■ Your goal
Return the entries verbatim and drop every picture.

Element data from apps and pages
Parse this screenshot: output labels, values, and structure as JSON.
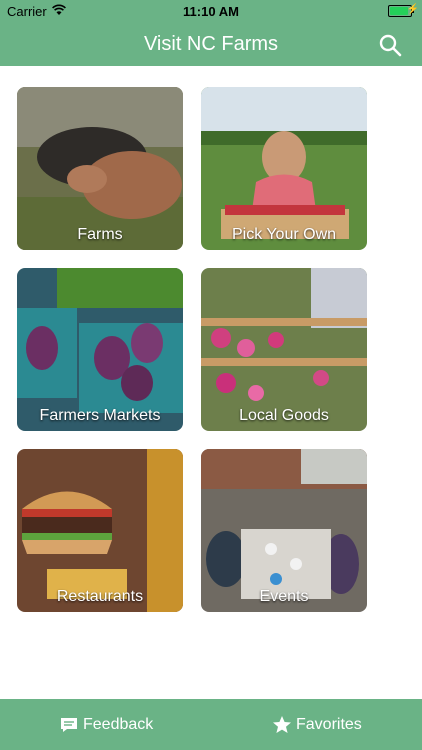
{
  "status": {
    "carrier": "Carrier",
    "time": "11:10 AM",
    "battery_level": 0.9
  },
  "header": {
    "title": "Visit NC Farms",
    "search_icon": "search-icon"
  },
  "tiles": [
    {
      "label": "Farms"
    },
    {
      "label": "Pick Your Own"
    },
    {
      "label": "Farmers Markets"
    },
    {
      "label": "Local Goods"
    },
    {
      "label": "Restaurants"
    },
    {
      "label": "Events"
    }
  ],
  "tabbar": {
    "feedback_label": "Feedback",
    "favorites_label": "Favorites"
  },
  "colors": {
    "brand": "#6ab386"
  }
}
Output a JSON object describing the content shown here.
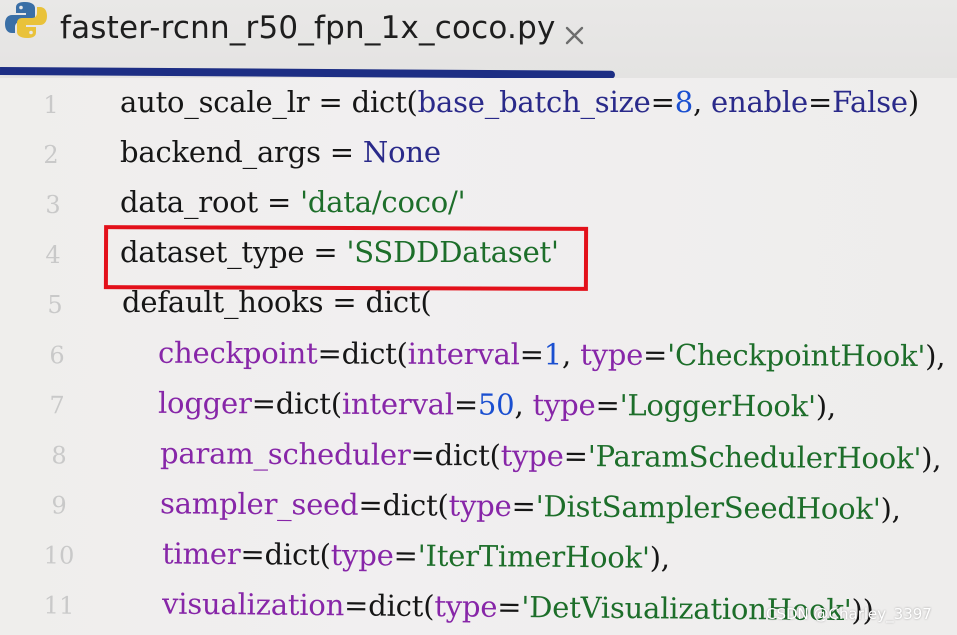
{
  "tab": {
    "title": "faster-rcnn_r50_fpn_1x_coco.py",
    "icon": "python-icon",
    "close_icon": "close-icon",
    "underline_color": "#1d2e84"
  },
  "lines": [
    {
      "number": "1",
      "tokens": [
        {
          "text": "auto_scale_lr",
          "color": "black"
        },
        {
          "text": " = ",
          "color": "black"
        },
        {
          "text": "dict",
          "color": "black"
        },
        {
          "text": "(",
          "color": "black"
        },
        {
          "text": "base_batch_size",
          "color": "navy"
        },
        {
          "text": "=",
          "color": "black"
        },
        {
          "text": "8",
          "color": "blue"
        },
        {
          "text": ", ",
          "color": "black"
        },
        {
          "text": "enable",
          "color": "navy"
        },
        {
          "text": "=",
          "color": "black"
        },
        {
          "text": "False",
          "color": "navy"
        },
        {
          "text": ")",
          "color": "black"
        }
      ]
    },
    {
      "number": "2",
      "tokens": [
        {
          "text": "backend_args",
          "color": "black"
        },
        {
          "text": " = ",
          "color": "black"
        },
        {
          "text": "None",
          "color": "navy"
        }
      ]
    },
    {
      "number": "3",
      "tokens": [
        {
          "text": "data_root",
          "color": "black"
        },
        {
          "text": " = ",
          "color": "black"
        },
        {
          "text": "'data/coco/'",
          "color": "str"
        }
      ]
    },
    {
      "number": "4",
      "tokens": [
        {
          "text": "dataset_type",
          "color": "black"
        },
        {
          "text": " = ",
          "color": "black"
        },
        {
          "text": "'SSDDDataset'",
          "color": "str"
        }
      ]
    },
    {
      "number": "5",
      "tokens": [
        {
          "text": "default_hooks",
          "color": "black"
        },
        {
          "text": " = ",
          "color": "black"
        },
        {
          "text": "dict",
          "color": "black"
        },
        {
          "text": "(",
          "color": "black"
        }
      ]
    },
    {
      "number": "6",
      "tokens": [
        {
          "text": "checkpoint",
          "color": "purple"
        },
        {
          "text": "=",
          "color": "black"
        },
        {
          "text": "dict",
          "color": "black"
        },
        {
          "text": "(",
          "color": "black"
        },
        {
          "text": "interval",
          "color": "purple"
        },
        {
          "text": "=",
          "color": "black"
        },
        {
          "text": "1",
          "color": "blue"
        },
        {
          "text": ", ",
          "color": "black"
        },
        {
          "text": "type",
          "color": "purple"
        },
        {
          "text": "=",
          "color": "black"
        },
        {
          "text": "'CheckpointHook'",
          "color": "str"
        },
        {
          "text": "),",
          "color": "black"
        }
      ]
    },
    {
      "number": "7",
      "tokens": [
        {
          "text": "logger",
          "color": "purple"
        },
        {
          "text": "=",
          "color": "black"
        },
        {
          "text": "dict",
          "color": "black"
        },
        {
          "text": "(",
          "color": "black"
        },
        {
          "text": "interval",
          "color": "purple"
        },
        {
          "text": "=",
          "color": "black"
        },
        {
          "text": "50",
          "color": "blue"
        },
        {
          "text": ", ",
          "color": "black"
        },
        {
          "text": "type",
          "color": "purple"
        },
        {
          "text": "=",
          "color": "black"
        },
        {
          "text": "'LoggerHook'",
          "color": "str"
        },
        {
          "text": "),",
          "color": "black"
        }
      ]
    },
    {
      "number": "8",
      "tokens": [
        {
          "text": "param_scheduler",
          "color": "purple"
        },
        {
          "text": "=",
          "color": "black"
        },
        {
          "text": "dict",
          "color": "black"
        },
        {
          "text": "(",
          "color": "black"
        },
        {
          "text": "type",
          "color": "purple"
        },
        {
          "text": "=",
          "color": "black"
        },
        {
          "text": "'ParamSchedulerHook'",
          "color": "str"
        },
        {
          "text": "),",
          "color": "black"
        }
      ]
    },
    {
      "number": "9",
      "tokens": [
        {
          "text": "sampler_seed",
          "color": "purple"
        },
        {
          "text": "=",
          "color": "black"
        },
        {
          "text": "dict",
          "color": "black"
        },
        {
          "text": "(",
          "color": "black"
        },
        {
          "text": "type",
          "color": "purple"
        },
        {
          "text": "=",
          "color": "black"
        },
        {
          "text": "'DistSamplerSeedHook'",
          "color": "str"
        },
        {
          "text": "),",
          "color": "black"
        }
      ]
    },
    {
      "number": "10",
      "tokens": [
        {
          "text": "timer",
          "color": "purple"
        },
        {
          "text": "=",
          "color": "black"
        },
        {
          "text": "dict",
          "color": "black"
        },
        {
          "text": "(",
          "color": "black"
        },
        {
          "text": "type",
          "color": "purple"
        },
        {
          "text": "=",
          "color": "black"
        },
        {
          "text": "'IterTimerHook'",
          "color": "str"
        },
        {
          "text": "),",
          "color": "black"
        }
      ]
    },
    {
      "number": "11",
      "tokens": [
        {
          "text": "visualization",
          "color": "purple"
        },
        {
          "text": "=",
          "color": "black"
        },
        {
          "text": "dict",
          "color": "black"
        },
        {
          "text": "(",
          "color": "black"
        },
        {
          "text": "type",
          "color": "purple"
        },
        {
          "text": "=",
          "color": "black"
        },
        {
          "text": "'DetVisualizationHook'",
          "color": "str"
        },
        {
          "text": "))",
          "color": "black"
        }
      ]
    }
  ],
  "highlight_color": "#e3101a",
  "watermark": "CSDN @Charley_3397"
}
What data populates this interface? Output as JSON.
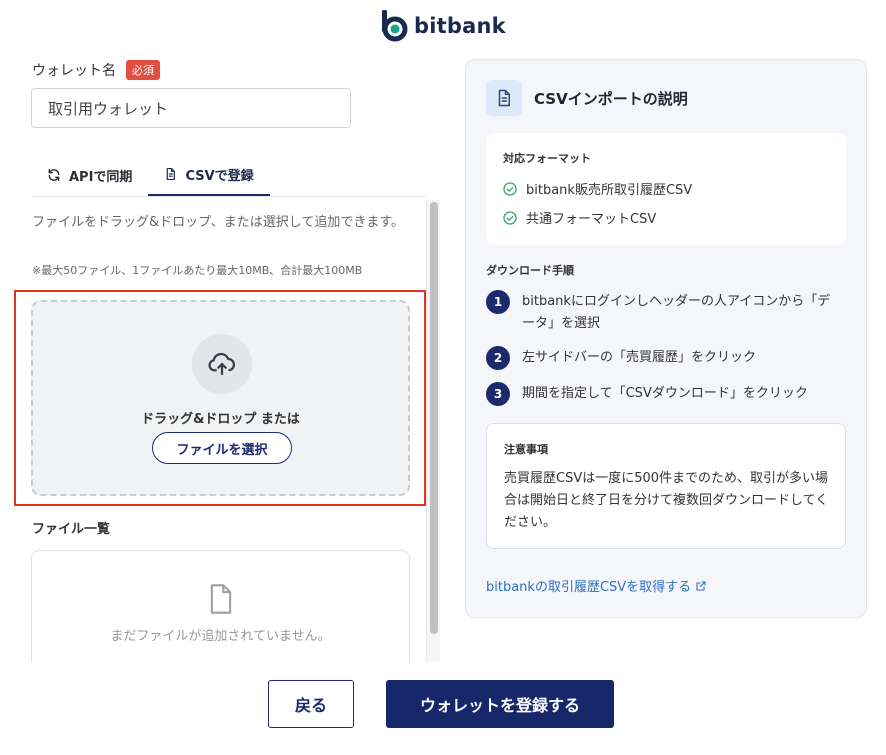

■ Finished task
Parse this screenshot: output labels, values, and structure as JSON.
{
  "status": {
    "carrier": "Carrier",
    "time": "11:10 AM",
    "battery_level": 0.9
  },
  "header": {
    "title": "Visit NC Farms",
    "search_icon": "search-icon"
  },
  "tiles": [
    {
      "label": "Farms"
    },
    {
      "label": "Pick Your Own"
    },
    {
      "label": "Farmers Markets"
    },
    {
      "label": "Local Goods"
    },
    {
      "label": "Restaurants"
    },
    {
      "label": "Events"
    }
  ],
  "tabbar": {
    "feedback_label": "Feedback",
    "favorites_label": "Favorites"
  },
  "colors": {
    "brand": "#6ab386"
  }
}
Output a JSON object describing the content shown here.
{
  "tab": {
    "title": "faster-rcnn_r50_fpn_1x_coco.py",
    "icon": "python-icon",
    "close_icon": "close-icon",
    "underline_color": "#1d2e84"
  },
  "lines": [
    {
      "number": "1",
      "tokens": [
        {
          "text": "auto_scale_lr",
          "color": "black"
        },
        {
          "text": " = ",
          "color": "black"
        },
        {
          "text": "dict",
          "color": "black"
        },
        {
          "text": "(",
          "color": "black"
        },
        {
          "text": "base_batch_size",
          "color": "navy"
        },
        {
          "text": "=",
          "color": "black"
        },
        {
          "text": "8",
          "color": "blue"
        },
        {
          "text": ", ",
          "color": "black"
        },
        {
          "text": "enable",
          "color": "navy"
        },
        {
          "text": "=",
          "color": "black"
        },
        {
          "text": "False",
          "color": "navy"
        },
        {
          "text": ")",
          "color": "black"
        }
      ]
    },
    {
      "number": "2",
      "tokens": [
        {
          "text": "backend_args",
          "color": "black"
        },
        {
          "text": " = ",
          "color": "black"
        },
        {
          "text": "None",
          "color": "navy"
        }
      ]
    },
    {
      "number": "3",
      "tokens": [
        {
          "text": "data_root",
          "color": "black"
        },
        {
          "text": " = ",
          "color": "black"
        },
        {
          "text": "'data/coco/'",
          "color": "str"
        }
      ]
    },
    {
      "number": "4",
      "tokens": [
        {
          "text": "dataset_type",
          "color": "black"
        },
        {
          "text": " = ",
          "color": "black"
        },
        {
          "text": "'SSDDDataset'",
          "color": "str"
        }
      ]
    },
    {
      "number": "5",
      "tokens": [
        {
          "text": "default_hooks",
          "color": "black"
        },
        {
          "text": " = ",
          "color": "black"
        },
        {
          "text": "dict",
          "color": "black"
        },
        {
          "text": "(",
          "color": "black"
        }
      ]
    },
    {
      "number": "6",
      "tokens": [
        {
          "text": "checkpoint",
          "color": "purple"
        },
        {
          "text": "=",
          "color": "black"
        },
        {
          "text": "dict",
          "color": "black"
        },
        {
          "text": "(",
          "color": "black"
        },
        {
          "text": "interval",
          "color": "purple"
        },
        {
          "text": "=",
          "color": "black"
        },
        {
          "text": "1",
          "color": "blue"
        },
        {
          "text": ", ",
          "color": "black"
        },
        {
          "text": "type",
          "color": "purple"
        },
        {
          "text": "=",
          "color": "black"
        },
        {
          "text": "'CheckpointHook'",
          "color": "str"
        },
        {
          "text": "),",
          "color": "black"
        }
      ]
    },
    {
      "number": "7",
      "tokens": [
        {
          "text": "logger",
          "color": "purple"
        },
        {
          "text": "=",
          "color": "black"
        },
        {
          "text": "dict",
          "color": "black"
        },
        {
          "text": "(",
          "color": "black"
        },
        {
          "text": "interval",
          "color": "purple"
        },
        {
          "text": "=",
          "color": "black"
        },
        {
          "text": "50",
          "color": "blue"
        },
        {
          "text": ", ",
          "color": "black"
        },
        {
          "text": "type",
          "color": "purple"
        },
        {
          "text": "=",
          "color": "black"
        },
        {
          "text": "'LoggerHook'",
          "color": "str"
        },
        {
          "text": "),",
          "color": "black"
        }
      ]
    },
    {
      "number": "8",
      "tokens": [
        {
          "text": "param_scheduler",
          "color": "purple"
        },
        {
          "text": "=",
          "color": "black"
        },
        {
          "text": "dict",
          "color": "black"
        },
        {
          "text": "(",
          "color": "black"
        },
        {
          "text": "type",
          "color": "purple"
        },
        {
          "text": "=",
          "color": "black"
        },
        {
          "text": "'ParamSchedulerHook'",
          "color": "str"
        },
        {
          "text": "),",
          "color": "black"
        }
      ]
    },
    {
      "number": "9",
      "tokens": [
        {
          "text": "sampler_seed",
          "color": "purple"
        },
        {
          "text": "=",
          "color": "black"
        },
        {
          "text": "dict",
          "color": "black"
        },
        {
          "text": "(",
          "color": "black"
        },
        {
          "text": "type",
          "color": "purple"
        },
        {
          "text": "=",
          "color": "black"
        },
        {
          "text": "'DistSamplerSeedHook'",
          "color": "str"
        },
        {
          "text": "),",
          "color": "black"
        }
      ]
    },
    {
      "number": "10",
      "tokens": [
        {
          "text": "timer",
          "color": "purple"
        },
        {
          "text": "=",
          "color": "black"
        },
        {
          "text": "dict",
          "color": "black"
        },
        {
          "text": "(",
          "color": "black"
        },
        {
          "text": "type",
          "color": "purple"
        },
        {
          "text": "=",
          "color": "black"
        },
        {
          "text": "'IterTimerHook'",
          "color": "str"
        },
        {
          "text": "),",
          "color": "black"
        }
      ]
    },
    {
      "number": "11",
      "tokens": [
        {
          "text": "visualization",
          "color": "purple"
        },
        {
          "text": "=",
          "color": "black"
        },
        {
          "text": "dict",
          "color": "black"
        },
        {
          "text": "(",
          "color": "black"
        },
        {
          "text": "type",
          "color": "purple"
        },
        {
          "text": "=",
          "color": "black"
        },
        {
          "text": "'DetVisualizationHook'",
          "color": "str"
        },
        {
          "text": "))",
          "color": "black"
        }
      ]
    }
  ],
  "highlight_color": "#e3101a",
  "watermark": "CSDN @Charley_3397"
}
What data populates this interface? Output as JSON.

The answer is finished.